Except that it’s not very clear what’s changed; if the first wave of the virus is going to be followed by a second wave, then we’ll all have to go back to square one, which is apparently a phrase dating from early radio days when listeners followed football games by referring to an imaginary grid covering the pitch.
I can imagine locked-down or newly-unemployed people reverting to the ‘square one’ system as a way of killing time while reviving forgotten skills, such as unnecessary baking or paper plane design. The landlady of our local pub has knitted (or ‘individually crafted’ as it’s now known) charming pen holders for the staff, which has created almost as much interest as football matches played to empty stadiums.
All of which will remain tolerably amusing until the effects of economic recession converge with the effects of a virus which seems to be picking up speed, so that we might all end up like the damsel in silent movies; tied to the railway line as a terrible choice of fates races towards her. (As part of my lock-down activities, I’ve been trying to improve my metaphor skills, but it’s not really worked).
Whatever happens, I can’t think that offices as they were just a few months ago will ever go back to square one. More likely, they’ll come to be regarded as an intermediate form of life, like mudskippers, which have moved on from being fish to being amphibians.
Offices have moved on from being creations of the factory age, housed in large buildings and manned by people working inflexible hours and using clunking technology like typewriters and Xerox machines, to…well, nobody quite knows yet, but it’s unlikely to involve workers spending a good part of their working day travelling to work, gossiping, being unnecessarily hectored by middle management or spending most of their dwindling funds at Greggs.

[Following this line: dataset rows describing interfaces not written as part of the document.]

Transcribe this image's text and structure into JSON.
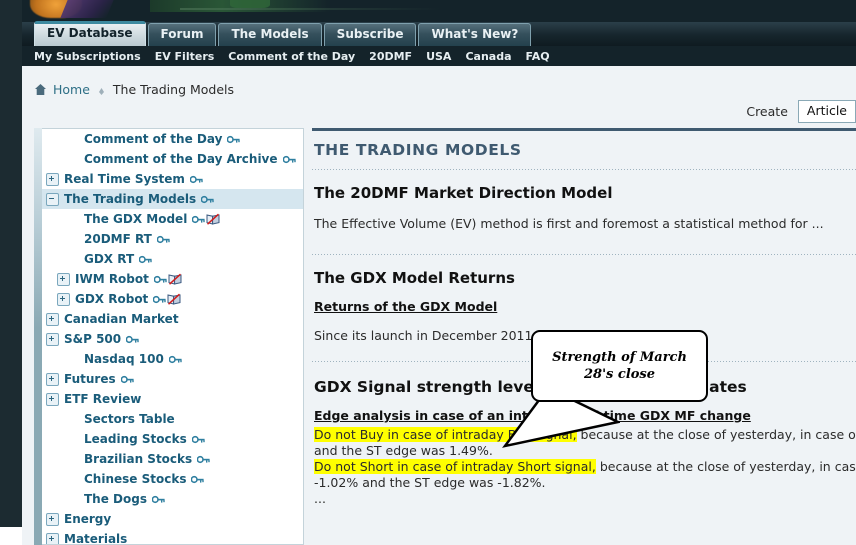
{
  "site": {
    "primary_tabs": [
      {
        "label": "EV Database",
        "active": true
      },
      {
        "label": "Forum",
        "active": false
      },
      {
        "label": "The Models",
        "active": false
      },
      {
        "label": "Subscribe",
        "active": false
      },
      {
        "label": "What's New?",
        "active": false
      }
    ],
    "secondary_nav": [
      {
        "label": "My Subscriptions"
      },
      {
        "label": "EV Filters"
      },
      {
        "label": "Comment of the Day"
      },
      {
        "label": "20DMF"
      },
      {
        "label": "USA"
      },
      {
        "label": "Canada"
      },
      {
        "label": "FAQ"
      }
    ]
  },
  "breadcrumb": {
    "home_label": "Home",
    "current_label": "The Trading Models",
    "home_icon": "home-icon",
    "separator_icon": "breadcrumb-separator-icon"
  },
  "create": {
    "label": "Create",
    "selected_option": "Article",
    "options": [
      "Article"
    ]
  },
  "sidebar": {
    "items": [
      {
        "label": "Comment of the Day",
        "toggle": "none",
        "indent": 1,
        "key": true,
        "book": false,
        "selected": false
      },
      {
        "label": "Comment of the Day Archive",
        "toggle": "none",
        "indent": 1,
        "key": true,
        "book": false,
        "selected": false
      },
      {
        "label": "Real Time System",
        "toggle": "plus",
        "indent": 0,
        "key": true,
        "book": false,
        "selected": false
      },
      {
        "label": "The Trading Models",
        "toggle": "minus",
        "indent": 0,
        "key": true,
        "book": false,
        "selected": true
      },
      {
        "label": "The GDX Model",
        "toggle": "none",
        "indent": 1,
        "key": true,
        "book": true,
        "selected": false
      },
      {
        "label": "20DMF RT",
        "toggle": "none",
        "indent": 1,
        "key": true,
        "book": false,
        "selected": false
      },
      {
        "label": "GDX RT",
        "toggle": "none",
        "indent": 1,
        "key": true,
        "book": false,
        "selected": false
      },
      {
        "label": "IWM Robot",
        "toggle": "plus",
        "indent": 2,
        "key": true,
        "book": true,
        "selected": false
      },
      {
        "label": "GDX Robot",
        "toggle": "plus",
        "indent": 2,
        "key": true,
        "book": true,
        "selected": false
      },
      {
        "label": "Canadian Market",
        "toggle": "plus",
        "indent": 0,
        "key": false,
        "book": false,
        "selected": false
      },
      {
        "label": "S&P 500",
        "toggle": "plus",
        "indent": 0,
        "key": true,
        "book": false,
        "selected": false
      },
      {
        "label": "Nasdaq 100",
        "toggle": "none",
        "indent": 1,
        "key": true,
        "book": false,
        "selected": false
      },
      {
        "label": "Futures",
        "toggle": "plus",
        "indent": 0,
        "key": true,
        "book": false,
        "selected": false
      },
      {
        "label": "ETF Review",
        "toggle": "plus",
        "indent": 0,
        "key": false,
        "book": false,
        "selected": false
      },
      {
        "label": "Sectors Table",
        "toggle": "none",
        "indent": 1,
        "key": false,
        "book": false,
        "selected": false
      },
      {
        "label": "Leading Stocks",
        "toggle": "none",
        "indent": 1,
        "key": true,
        "book": false,
        "selected": false
      },
      {
        "label": "Brazilian Stocks",
        "toggle": "none",
        "indent": 1,
        "key": true,
        "book": false,
        "selected": false
      },
      {
        "label": "Chinese Stocks",
        "toggle": "none",
        "indent": 1,
        "key": true,
        "book": false,
        "selected": false
      },
      {
        "label": "The Dogs",
        "toggle": "none",
        "indent": 1,
        "key": true,
        "book": false,
        "selected": false
      },
      {
        "label": "Energy",
        "toggle": "plus",
        "indent": 0,
        "key": false,
        "book": false,
        "selected": false
      },
      {
        "label": "Materials",
        "toggle": "plus",
        "indent": 0,
        "key": false,
        "book": false,
        "selected": false
      }
    ]
  },
  "main": {
    "page_title": "THE TRADING MODELS",
    "section1": {
      "heading": "The 20DMF Market Direction Model",
      "paragraph": "The Effective Volume (EV) method is first and foremost a statistical method for ..."
    },
    "section2": {
      "heading": "The GDX Model Returns",
      "link": "Returns of the GDX Model",
      "paragraph": "Since its launch in December 2011, as o"
    },
    "section3": {
      "heading": "GDX Signal strength levels and real time updates",
      "subheading": "Edge analysis in case of an intraday real time GDX MF change",
      "line1_highlight": "Do not Buy in case of intraday Buy signal,",
      "line1_rest": " because at the close of yesterday, in case of a Buy signal",
      "line2": "and the ST edge was 1.49%.",
      "line3_highlight": "Do not Short in case of intraday Short signal,",
      "line3_rest": " because at the close of yesterday, in case of a Short",
      "line4": "-1.02% and the ST edge was -1.82%.",
      "line5": "..."
    }
  },
  "callout": {
    "text": "Strength of March 28's close"
  },
  "colors": {
    "accent_teal": "#3d8aa0",
    "dark_nav": "#14232a",
    "sidebar_link": "#1a5c7a",
    "title_blue": "#3f5a70",
    "highlight_yellow": "#ffff00",
    "link_blue": "#2e6f86",
    "selected_row": "#d5e6ef"
  }
}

Hopefully, if we survive at all, we’ll become as flexible as the machines of the computer age, which can function, unlike 19th century mill machines, in most locations and at all times.
So we’ll become less like fish, moving in shoals and tied to one environment, and more like amphibians, which move separately between land and water, like newts. Which reminds me, I could do with a drink.